One of the reasons we decided to travel across the northern US was to visit Yellowstone National Park, which is the world’s oldest national park (1872) and is now a UNESCO World Heritage Site.
It contains more than two million acres of lakes, waterfalls, wildlife and gorgeous mountain scenery, as well as over 10,000 hydrothermal features such as hot water basins, steam and bubbling mud, and more than half of the world’s geysers (200 to 250). Most of the park is in Wyoming.
We reached the park in a few hours and stopped to take these photos.
As we headed across Yellowstone Park to our campground just beyond the western boundary, we gained elevation gradually until we were above the snow line. Apparently they had four times the normal snowfall this winter so there is still a lot of it to melt. But the roads were bare and dry.
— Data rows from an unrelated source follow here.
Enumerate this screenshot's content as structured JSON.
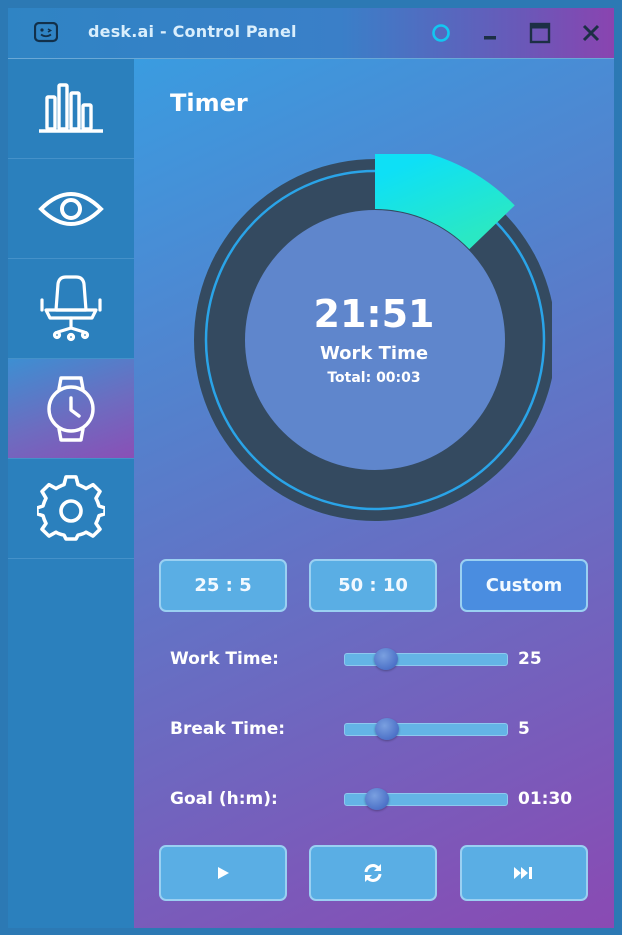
{
  "window": {
    "title": "desk.ai - Control Panel",
    "icons": [
      "app-logo-icon",
      "circle-icon",
      "minimize-icon",
      "maximize-icon",
      "close-icon"
    ]
  },
  "sidebar": {
    "items": [
      {
        "icon": "bar-chart-icon",
        "active": false
      },
      {
        "icon": "eye-icon",
        "active": false
      },
      {
        "icon": "office-chair-icon",
        "active": false
      },
      {
        "icon": "smartwatch-clock-icon",
        "active": true
      },
      {
        "icon": "gear-icon",
        "active": false
      }
    ]
  },
  "main": {
    "title": "Timer",
    "timer": {
      "time": "21:51",
      "mode": "Work Time",
      "total": "Total: 00:03",
      "progress": 0.128,
      "goal_progress": 0.035
    },
    "presets": [
      "25 : 5",
      "50 : 10",
      "Custom"
    ],
    "sliders": [
      {
        "label": "Work Time:",
        "value": "25",
        "fraction": 0.25
      },
      {
        "label": "Break Time:",
        "value": "5",
        "fraction": 0.26
      },
      {
        "label": "Goal (h:m):",
        "value": "01:30",
        "fraction": 0.2
      }
    ],
    "controls": [
      "play-icon",
      "refresh-icon",
      "skip-forward-icon"
    ]
  },
  "colors": {
    "ring_track": "#344a60",
    "progress_start": "#0ee0f6",
    "progress_end": "#2ae8c4",
    "goal_arc": "#8a4ab3",
    "accent_blue": "#4a8de0",
    "button_fill": "#5aaee4"
  }
}
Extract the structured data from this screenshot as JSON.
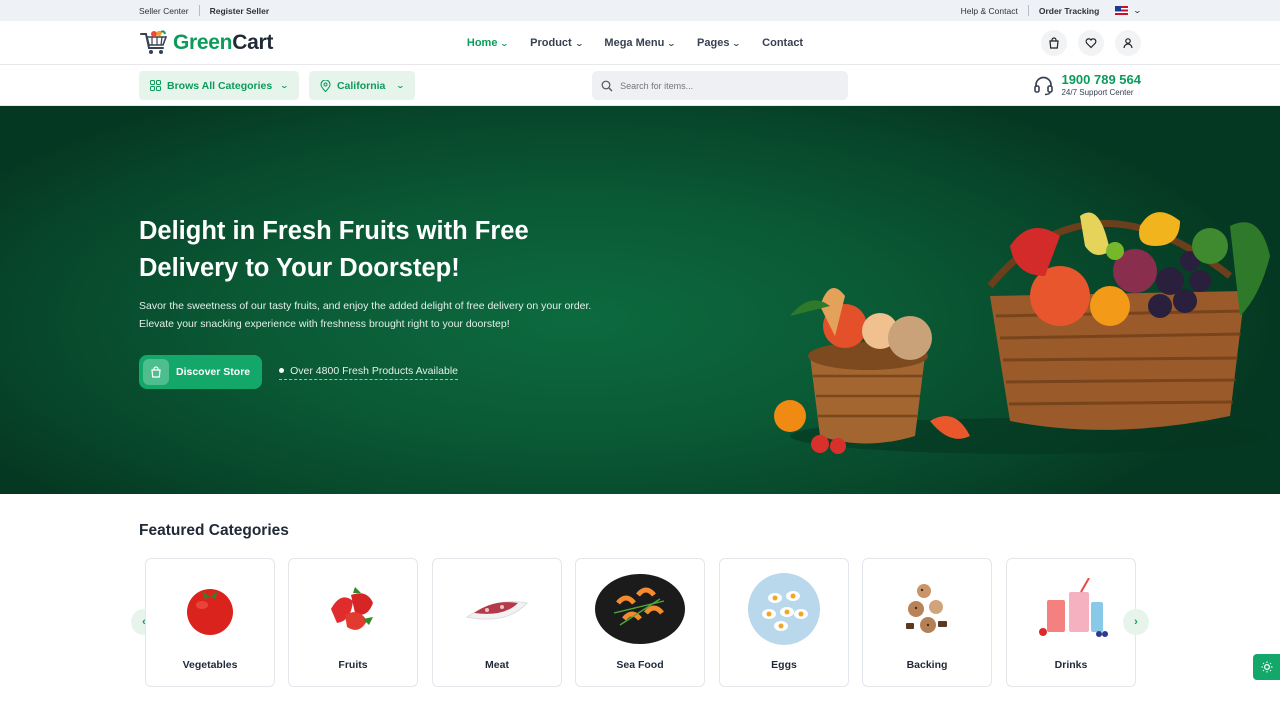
{
  "topbar": {
    "seller_center": "Seller Center",
    "register_seller": "Register Seller",
    "help_contact": "Help & Contact",
    "order_tracking": "Order Tracking"
  },
  "header": {
    "logo_green": "Green",
    "logo_dark": "Cart",
    "nav": [
      {
        "label": "Home",
        "active": true
      },
      {
        "label": "Product"
      },
      {
        "label": "Mega Menu"
      },
      {
        "label": "Pages"
      },
      {
        "label": "Contact"
      }
    ]
  },
  "search_row": {
    "categories_label": "Brows All Categories",
    "location_label": "California",
    "search_placeholder": "Search for items...",
    "phone": "1900 789 564",
    "support_text": "24/7 Support Center"
  },
  "hero": {
    "title_line1": "Delight in Fresh Fruits with Free",
    "title_line2": "Delivery to Your Doorstep!",
    "description": "Savor the sweetness of our tasty fruits, and enjoy the added delight of free delivery on your order. Elevate your snacking experience with freshness brought right to your doorstep!",
    "cta_label": "Discover Store",
    "availability": "Over 4800 Fresh Products Available"
  },
  "featured": {
    "title": "Featured Categories",
    "categories": [
      {
        "name": "Vegetables",
        "icon": "tomato-icon"
      },
      {
        "name": "Fruits",
        "icon": "strawberry-icon"
      },
      {
        "name": "Meat",
        "icon": "meat-icon"
      },
      {
        "name": "Sea Food",
        "icon": "shrimp-icon"
      },
      {
        "name": "Eggs",
        "icon": "eggs-icon"
      },
      {
        "name": "Backing",
        "icon": "cookies-icon"
      },
      {
        "name": "Drinks",
        "icon": "drinks-icon"
      }
    ]
  },
  "colors": {
    "brand": "#0c9b5b",
    "hero_bg": "#0a5a35",
    "button": "#13a86a"
  }
}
So much of the forest in Yellowstone was destroyed in the widespread fires of 1988 and we saw lots of dead, burned tree trunks but also some regeneration of the forest.
As we passed into the ancient volcanic crater that makes up the majority of the park, we started to see plumes of steam rising out of the ground. Very weird! There are also tons of bison in the park and they have right of way on the highway.
We soon got tired of seeing the lumbering beasts on the pavement. Boy can they hold up traffic, as each vehicle passing them has to take a photo or two.
We got to our campground in the town of West Yellowstone, Montana by mid afternoon without too many holdups for bison on the highway. After settling into our site for a three night stay at (very!) Rustic Wagon RV park, we drove a mile or so across the village to the KOA park where Jay and Carol were staying. (We tried to get a spot there but the campground was full.) We each enjoyed one of Jay’s beers (I believe it was called Buffalo Sweat but was actually not bad) and met their friends Cam and Susan who also were from Maryland and staying in a nearby motel.
Having read that it was best to see the Old Faithful geyser in the early morning or evening, to avoid the crowds, John and I headed into the park about 4:30 a drove about 40 minutes to the site.
We had just missed an eruption so filled in an hour or so exploring the boardwalks in the vicinity. We saw some very unusual features.
Then, along with several hundred other tourists, we took a seat on the viewing benches and waited for Old Faithful to erupt at 7:11 pm. She finally made her entrance about 7:25 and steamed for perhaps three minutes.